Naiffer Romero: Yes, we've recently collaborated with others outside USP. As I said, this is work that will take a village, and the village being the entire pharmaceutical industry and regulators working together to emerge successfully out of this. So, we’ve realized that, and we have pioneered a series of collaborations outside USP on doing research that actually started out as a discussion topic on the Nitrosamines Exchange. We really wanted to understand, with the emerging of these NDSRIs or nitrosamine drug substance-related impurities, and we really wanted to learn more about the potential—how big is the potential of these new impurities in drug substances, and also in drug products to form nitrosamines. We conducted a theoretical in-silico analysis of more than 12,000 molecules, including active molecules and also impurities that have been associated with this active since we’ve known of them. So, we really wanted to see and ask ourselves, how many of these impurities, how many of these actives can potentially – theoretically speaking – form these impurities. I’ve got to say, we found that the presence of these nitrosamines in pharmaceuticals is likely to be very big, okay, because a lot of our actives contain the precursor, contain those chemical groups that can actually react and form this nitrosamine. Does that mean that every molecule that we identify is contaminated with nitrosamines? Absolutely not. And again, this was a very first step toward trying to understand from a very high level, the potential risks that we will face when it comes to these complex nitrosamines. However, we know as we have learned, understanding the chemistry of it, there are additional conditions that we need to evaluate for that chemistry or for that reaction to take place.
Another thing that we need to really understand, and again, it's something that the science continues to advance on, is to understand, it's not about the presence of a chemical entity or a chemical group that will react and form a nitrosamine. It's what surrounds that chemical compound. So, there's a there's a bulkiness, if you will, using a simple term, that can be around that group that can favor or not the reaction so it can facilitate or not the reaction. Again, we're talking about chemical structures that are a lot bigger than just a single group. And again, it's all these factors that need to be really well understood, if we want to get to a point where we can theoretically predict whether a structure will form a nitrosamine or not. As I said, the science continues to advance, research on this continues to advance, and regulators and manufacturers continue to do a lot of work trying to understand the structures and what’s their true potential to form the nitrosamines. In addition to that, once they’ve formed the nitrosamines, are they truly genotoxics? We know that not all nitrosamines have the same potency when it comes to genotoxicity. So, it's also necessary to understand the true potency that these structures have, one versus another one.
Alana Hippensteele:This is a really important and complex issue. Do you have any closing thoughts?

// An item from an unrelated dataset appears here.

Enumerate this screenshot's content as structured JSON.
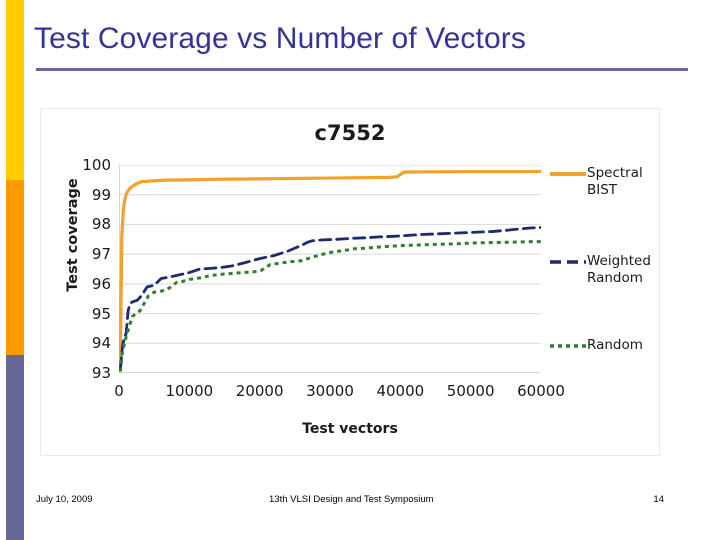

Naiffer Romero: I think the importance of assessing products throughout their development to ensure quality, so patients can get the medication they need, it's essential. And I'll repeat it—the fact that we're seeing the identification and the emerging of these kinds of impurities and really the attention that regulators and manufacturers are putting to that speak to that concern that we need to provide safe medications to the patient. It’s important also, that it will take a village. It will take a lot of collaboration, it will take a community approach for us to solve this problem. Not a single organization, not a single regulatory body will have the answers for everything. So, it will really take a joint effort to solve the complexity of the challenge of nitrosamines. Also, the global nature of our pharmaceutical supply chains demands the diligence and demands collaboration between manufacturers, regulatory agencies, pharmacopoeias. It’s really everybody involved in the making of that medication that needs to really come together. Understand that we are facing a challenge where the only way to emerge successful is if we all collaborate together.